Goju-ryu was developed by the grand-master Chojun Miyagi from the Okinawan martial art known as Naha-te (“hand” of Naha).
"Go" means hard, and "ju" means soft, alluding to goju-ryu's powerful punches and circular joint locks. Goju-ryu is best known for the kata Sanchin, which is practiced as a technique drill, breathing exercise, and for body conditioning.
Another training technique unique to Goju-ryu karate is the Kakie, which means “sticky hands” or “pushing hands”. It is a traditional form of Okinawan training similar to sticking hand practice from the Chinese Martial Arts such as Tai Chi and Kung Fu. Kakie is used to condition the arms while teaching sensitivity to whether the contact is heavy or light, and allows one to acquire a sense of the intent of your partner before they actually move so you are immediately ready to counter his movement.
Goju-ryu incorporates both circular and linear movements into its curriculum, combining hard striking attacks such as kicks and close hand punches with softer open hand circular techniques for attacking, blocking, and controlling the opponent, including locks, grappling, takedowns, and throws.
Gekisai dai ichi - “attack and destroy” I

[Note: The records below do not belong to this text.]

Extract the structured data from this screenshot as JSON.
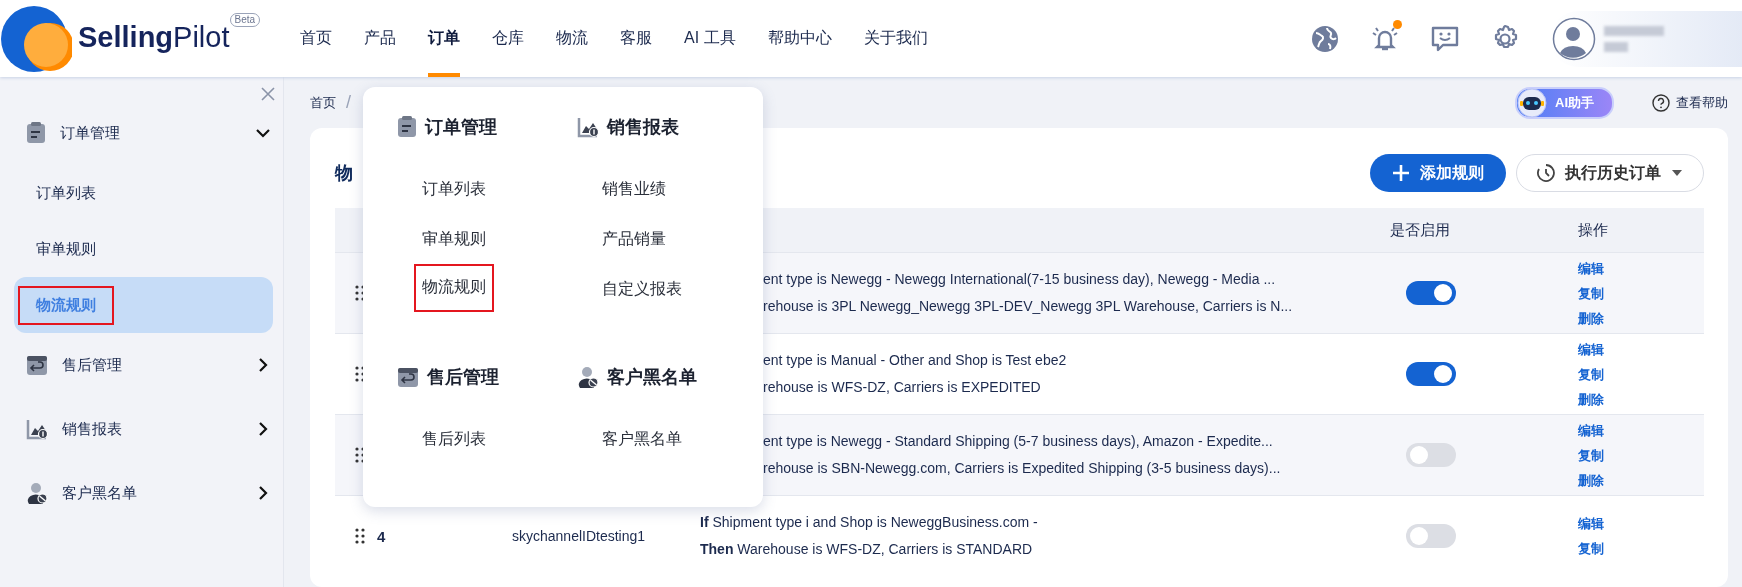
{
  "header": {
    "logo": "**Selling**Pilot",
    "badge": "Beta",
    "nav": [
      {
        "label": "首页",
        "selected": false
      },
      {
        "label": "产品",
        "selected": false
      },
      {
        "label": "订单",
        "selected": true
      },
      {
        "label": "仓库",
        "selected": false
      },
      {
        "label": "物流",
        "selected": false
      },
      {
        "label": "客服",
        "selected": false
      },
      {
        "label": "AI 工具",
        "selected": false
      },
      {
        "label": "帮助中心",
        "selected": false
      },
      {
        "label": "关于我们",
        "selected": false
      }
    ],
    "notification_dot": true
  },
  "sidebar": {
    "items": [
      {
        "label": "订单管理",
        "expanded": true,
        "children": [
          {
            "label": "订单列表",
            "selected": false,
            "highlighted": false
          },
          {
            "label": "审单规则",
            "selected": false,
            "highlighted": false
          },
          {
            "label": "物流规则",
            "selected": true,
            "highlighted": true
          }
        ]
      },
      {
        "label": "售后管理",
        "expanded": false
      },
      {
        "label": "销售报表",
        "expanded": false
      },
      {
        "label": "客户黑名单",
        "expanded": false
      }
    ]
  },
  "breadcrumb": {
    "items": [
      "首页"
    ],
    "separator": "/"
  },
  "toolbar": {
    "ai_assistant": "AI助手",
    "help": "查看帮助"
  },
  "panel": {
    "title": "物",
    "buttons": [
      {
        "kind": "primary",
        "label": "添加规则"
      },
      {
        "kind": "dropdown",
        "label": "执行历史订单"
      }
    ],
    "table": {
      "columns": [
        "是否启用",
        "操作"
      ],
      "rows": [
        {
          "condition": [
            "ent type is Newegg - Newegg International(7-15 business day), Newegg - Media ...",
            "rehouse is 3PL Newegg_Newegg 3PL-DEV_Newegg 3PL Warehouse, Carriers is N..."
          ],
          "enabled": true,
          "actions": [
            "编辑",
            "复制",
            "删除"
          ]
        },
        {
          "condition": [
            "ent type is Manual - Other and Shop is Test ebe2",
            "rehouse is WFS-DZ, Carriers is EXPEDITED"
          ],
          "enabled": true,
          "actions": [
            "编辑",
            "复制",
            "删除"
          ]
        },
        {
          "condition": [
            "ent type is Newegg - Standard Shipping (5-7 business days), Amazon - Expedite...",
            "rehouse is SBN-Newegg.com, Carriers is Expedited Shipping (3-5 business days)..."
          ],
          "enabled": false,
          "actions": [
            "编辑",
            "复制",
            "删除"
          ]
        },
        {
          "priority": "4",
          "name": "skychannelIDtesting1",
          "condition": [
            "**If** Shipment type i and Shop is NeweggBusiness.com -",
            "**Then** Warehouse is WFS-DZ, Carriers is STANDARD"
          ],
          "enabled": false,
          "actions": [
            "编辑",
            "复制"
          ]
        }
      ]
    }
  },
  "mega_menu": {
    "sections": [
      {
        "title": "订单管理",
        "items": [
          {
            "label": "订单列表",
            "highlighted": false
          },
          {
            "label": "审单规则",
            "highlighted": false
          },
          {
            "label": "物流规则",
            "highlighted": true
          }
        ]
      },
      {
        "title": "销售报表",
        "items": [
          {
            "label": "销售业绩",
            "highlighted": false
          },
          {
            "label": "产品销量",
            "highlighted": false
          },
          {
            "label": "自定义报表",
            "highlighted": false
          }
        ]
      },
      {
        "title": "售后管理",
        "items": [
          {
            "label": "售后列表",
            "highlighted": false
          }
        ]
      },
      {
        "title": "客户黑名单",
        "items": [
          {
            "label": "客户黑名单",
            "highlighted": false
          }
        ]
      }
    ]
  }
}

Gekisai dai ni – “attack and destroy” II
Sanchin – kata of “three battles”, mind, body, and spirit. Breathing and conditioning kata.
Saifa - "smash and tear"
Seiunchin - "to control and pull into battle"
Shisochin - "to destroy in four directions"
Seipai – “18 Hands”
Seisan – “13 Hands”
Sanseiru – “36 Hands”
Tensho - "revolving hands"
Kururunfa – “holding on long and striking suddenly”
Suparinpei – “108 Hands”